A.M. 15.2 with Jeff in 1:59:06. Did 5x400 with 400 recovery jog after about 2.4 warm-up. I was hoping to hit 72-73, but with Jeff's help it went a lot better. 71.0 - 70.1 - 67.8 - 68.7 - 70.5.
A thought on quarters or any intervals for that matter. The main purpose of those for a marathoner is to learn to run with good form. To accomplish that purpose we need to choose the pace carefully. The idea is to run fast enough so that anaerobic bear will ride you your back if you run with bad form, but slow enough that he will not ride on your back regardless of your form. So suppose with bad form the anaerobic bear starts feeling a whole lot heavier between 70 and 71. Or in other words if you hit that quarter in 70 with good form, you feel the comfort of 71. If you run it in 71 it is comfortable regardless of the form. If you run it in 69 it is uncomfortable regardless of the form.

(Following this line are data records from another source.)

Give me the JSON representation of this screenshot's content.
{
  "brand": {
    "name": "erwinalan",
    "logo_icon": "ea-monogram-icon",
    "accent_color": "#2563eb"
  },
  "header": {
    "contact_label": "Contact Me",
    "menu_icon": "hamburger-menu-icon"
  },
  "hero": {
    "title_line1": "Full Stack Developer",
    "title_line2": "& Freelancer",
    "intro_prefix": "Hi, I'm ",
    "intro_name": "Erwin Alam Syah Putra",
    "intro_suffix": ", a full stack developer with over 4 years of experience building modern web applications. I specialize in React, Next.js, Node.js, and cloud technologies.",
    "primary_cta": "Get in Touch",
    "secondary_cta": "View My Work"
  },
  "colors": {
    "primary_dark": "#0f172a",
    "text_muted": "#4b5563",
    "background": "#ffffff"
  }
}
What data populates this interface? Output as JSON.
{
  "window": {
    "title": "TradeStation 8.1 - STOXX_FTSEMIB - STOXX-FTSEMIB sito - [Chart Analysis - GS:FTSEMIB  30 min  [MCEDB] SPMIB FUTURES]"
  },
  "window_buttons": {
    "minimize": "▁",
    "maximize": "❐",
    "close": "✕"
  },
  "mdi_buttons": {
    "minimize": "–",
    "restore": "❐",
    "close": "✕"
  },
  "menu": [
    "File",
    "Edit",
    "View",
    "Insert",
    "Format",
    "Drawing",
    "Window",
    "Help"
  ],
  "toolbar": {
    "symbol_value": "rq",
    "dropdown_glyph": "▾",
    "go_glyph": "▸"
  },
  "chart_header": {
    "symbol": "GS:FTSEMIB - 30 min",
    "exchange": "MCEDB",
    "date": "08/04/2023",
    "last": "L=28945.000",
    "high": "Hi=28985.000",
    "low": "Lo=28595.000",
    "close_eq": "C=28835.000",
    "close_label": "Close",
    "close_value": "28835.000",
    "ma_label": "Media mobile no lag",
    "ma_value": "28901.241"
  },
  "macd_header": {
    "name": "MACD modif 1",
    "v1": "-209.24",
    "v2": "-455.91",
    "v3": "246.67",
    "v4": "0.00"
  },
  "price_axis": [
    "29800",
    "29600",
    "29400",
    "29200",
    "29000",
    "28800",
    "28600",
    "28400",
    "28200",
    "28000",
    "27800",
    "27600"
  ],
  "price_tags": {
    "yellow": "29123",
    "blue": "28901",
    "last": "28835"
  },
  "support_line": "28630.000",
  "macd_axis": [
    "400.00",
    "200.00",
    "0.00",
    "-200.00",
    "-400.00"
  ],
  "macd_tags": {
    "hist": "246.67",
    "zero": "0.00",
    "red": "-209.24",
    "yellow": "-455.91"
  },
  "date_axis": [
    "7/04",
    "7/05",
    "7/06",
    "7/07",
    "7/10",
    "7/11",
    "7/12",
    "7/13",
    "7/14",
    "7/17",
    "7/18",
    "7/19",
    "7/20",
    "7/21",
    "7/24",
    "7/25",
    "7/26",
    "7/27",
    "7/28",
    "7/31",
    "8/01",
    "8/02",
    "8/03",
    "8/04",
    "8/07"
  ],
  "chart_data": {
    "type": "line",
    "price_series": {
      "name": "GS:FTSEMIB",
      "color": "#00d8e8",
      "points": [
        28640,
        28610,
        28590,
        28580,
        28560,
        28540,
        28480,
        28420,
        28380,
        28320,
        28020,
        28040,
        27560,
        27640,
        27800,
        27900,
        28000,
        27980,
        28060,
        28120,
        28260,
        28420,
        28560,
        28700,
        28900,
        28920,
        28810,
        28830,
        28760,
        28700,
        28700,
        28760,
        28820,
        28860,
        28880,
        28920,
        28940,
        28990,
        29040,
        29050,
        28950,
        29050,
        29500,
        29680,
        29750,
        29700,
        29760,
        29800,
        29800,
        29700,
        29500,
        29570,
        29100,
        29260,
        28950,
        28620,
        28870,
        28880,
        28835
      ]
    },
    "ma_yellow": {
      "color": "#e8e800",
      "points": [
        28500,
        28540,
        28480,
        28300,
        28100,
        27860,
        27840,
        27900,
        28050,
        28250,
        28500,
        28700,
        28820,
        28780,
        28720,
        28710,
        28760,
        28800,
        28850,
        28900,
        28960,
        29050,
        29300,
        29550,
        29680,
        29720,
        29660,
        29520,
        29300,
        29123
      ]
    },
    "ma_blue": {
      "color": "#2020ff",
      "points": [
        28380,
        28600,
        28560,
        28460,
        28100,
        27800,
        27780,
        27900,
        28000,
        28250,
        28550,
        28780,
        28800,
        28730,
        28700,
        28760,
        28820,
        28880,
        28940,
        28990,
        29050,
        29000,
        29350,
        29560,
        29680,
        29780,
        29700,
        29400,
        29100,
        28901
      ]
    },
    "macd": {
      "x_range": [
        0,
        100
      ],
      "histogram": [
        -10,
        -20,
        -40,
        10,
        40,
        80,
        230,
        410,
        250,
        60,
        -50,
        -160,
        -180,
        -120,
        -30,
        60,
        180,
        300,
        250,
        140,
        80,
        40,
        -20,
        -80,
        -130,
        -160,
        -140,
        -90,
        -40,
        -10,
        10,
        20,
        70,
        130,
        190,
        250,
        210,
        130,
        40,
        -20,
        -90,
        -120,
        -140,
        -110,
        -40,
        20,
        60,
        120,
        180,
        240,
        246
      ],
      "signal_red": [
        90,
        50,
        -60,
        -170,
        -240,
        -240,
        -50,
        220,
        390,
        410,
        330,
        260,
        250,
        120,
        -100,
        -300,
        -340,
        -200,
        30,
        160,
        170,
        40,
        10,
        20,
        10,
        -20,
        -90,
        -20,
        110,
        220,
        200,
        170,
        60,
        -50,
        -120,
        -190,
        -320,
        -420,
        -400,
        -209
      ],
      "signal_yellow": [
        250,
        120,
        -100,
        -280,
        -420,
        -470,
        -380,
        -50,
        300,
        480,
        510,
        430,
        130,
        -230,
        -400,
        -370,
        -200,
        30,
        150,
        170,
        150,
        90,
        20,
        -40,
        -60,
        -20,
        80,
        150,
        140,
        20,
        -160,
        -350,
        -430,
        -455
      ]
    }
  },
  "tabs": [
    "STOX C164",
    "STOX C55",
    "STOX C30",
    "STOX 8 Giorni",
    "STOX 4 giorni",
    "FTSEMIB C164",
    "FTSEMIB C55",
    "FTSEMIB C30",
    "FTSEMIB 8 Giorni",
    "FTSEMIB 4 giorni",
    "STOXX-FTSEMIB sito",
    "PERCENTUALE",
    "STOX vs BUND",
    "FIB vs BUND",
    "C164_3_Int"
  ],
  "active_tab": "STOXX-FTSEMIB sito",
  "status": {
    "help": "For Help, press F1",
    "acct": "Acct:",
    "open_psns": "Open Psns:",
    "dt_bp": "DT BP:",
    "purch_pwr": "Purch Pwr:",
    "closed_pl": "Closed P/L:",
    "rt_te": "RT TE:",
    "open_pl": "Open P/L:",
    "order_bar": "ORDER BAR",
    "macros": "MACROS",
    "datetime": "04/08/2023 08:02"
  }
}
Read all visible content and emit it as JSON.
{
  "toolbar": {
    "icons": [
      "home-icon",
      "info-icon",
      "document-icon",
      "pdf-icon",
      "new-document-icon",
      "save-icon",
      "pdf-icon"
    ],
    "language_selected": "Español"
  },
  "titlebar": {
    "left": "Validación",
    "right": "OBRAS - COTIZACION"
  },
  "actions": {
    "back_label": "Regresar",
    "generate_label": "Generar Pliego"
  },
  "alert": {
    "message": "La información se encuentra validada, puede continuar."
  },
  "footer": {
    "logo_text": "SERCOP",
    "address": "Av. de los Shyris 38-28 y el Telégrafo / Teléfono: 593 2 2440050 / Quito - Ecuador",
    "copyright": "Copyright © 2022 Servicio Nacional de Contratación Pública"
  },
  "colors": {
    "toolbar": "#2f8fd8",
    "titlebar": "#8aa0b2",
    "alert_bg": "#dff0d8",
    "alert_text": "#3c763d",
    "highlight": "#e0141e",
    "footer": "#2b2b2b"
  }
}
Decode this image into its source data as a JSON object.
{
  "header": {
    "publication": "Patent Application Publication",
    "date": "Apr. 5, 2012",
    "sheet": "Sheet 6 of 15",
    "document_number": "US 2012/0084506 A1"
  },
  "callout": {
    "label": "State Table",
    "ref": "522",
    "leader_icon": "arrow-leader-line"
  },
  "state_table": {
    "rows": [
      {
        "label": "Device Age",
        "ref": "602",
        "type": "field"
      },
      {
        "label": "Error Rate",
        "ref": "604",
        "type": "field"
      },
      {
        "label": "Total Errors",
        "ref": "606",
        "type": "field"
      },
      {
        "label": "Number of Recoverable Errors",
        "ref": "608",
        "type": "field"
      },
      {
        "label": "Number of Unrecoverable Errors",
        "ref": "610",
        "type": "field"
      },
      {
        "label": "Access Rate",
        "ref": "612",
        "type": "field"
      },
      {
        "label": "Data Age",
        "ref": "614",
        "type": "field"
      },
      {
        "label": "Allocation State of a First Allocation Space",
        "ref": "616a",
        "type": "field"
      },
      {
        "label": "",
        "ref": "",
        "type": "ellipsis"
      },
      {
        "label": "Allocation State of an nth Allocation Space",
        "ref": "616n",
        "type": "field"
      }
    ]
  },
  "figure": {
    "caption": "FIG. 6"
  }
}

So in that example - the problem with 71 is that you can keep running with bad form and you do not feel it. The problem with 69 is that it is so painful that even if you improve the form you do not notice a whole lot of difference. Another problem with 69 is that you start training anaerobic bear tolerance. Which means that the pace at which you feel the difference between a good and a bad form becomes faster without any improvement in long distance performance. This also has a side effect of faster fuel burn at any speed, which leads to a spectacular wall experience in the marathon. This is why it is so common to see a post-collegiate star that should be running no slower than 2:13 barely manage 2:30 or worse in his first marathon. Too much anaerobic tolerance from all the brutal track workouts in college (and likely post-college as well, since he is used to training that way), so the metabolism shifts, 5:00 is a jog for him, but all of a sudden he gets past 15 and he cannot do 6:00, then he gets past 20, and he cannot even do 6:30. This takes some time to overcome.
However, if you can just feel that balance of speed, you can achieve good results. The form will smooth out, and the performances in all distances from the mile to the marathon improve at the same time.
There is really no formula to calculate that speed even if you know your race performances because different people could have a different degree of anaerobic tolerance even if they have the exact same race times. You need to do it by feel. One way you would know you've done it right is that you'll notice that as the workout progresses your subsequent intervals keep getting faster and you cannot quite understand why because you are not working any harder. The form feels smoother, you start developing a greater measure of harmony and balance. You are able to enjoy the speed without paying too great of a price in terms of pain.
P.M. 2 with Jenny in 16:52. Julia and Benjamin, still sick, ran only 1 mile with us in 9:23. Then Jenny closed with a 7:29. 0.25 with Joseph in 2:36. 0.25 with Jacob in 2:35.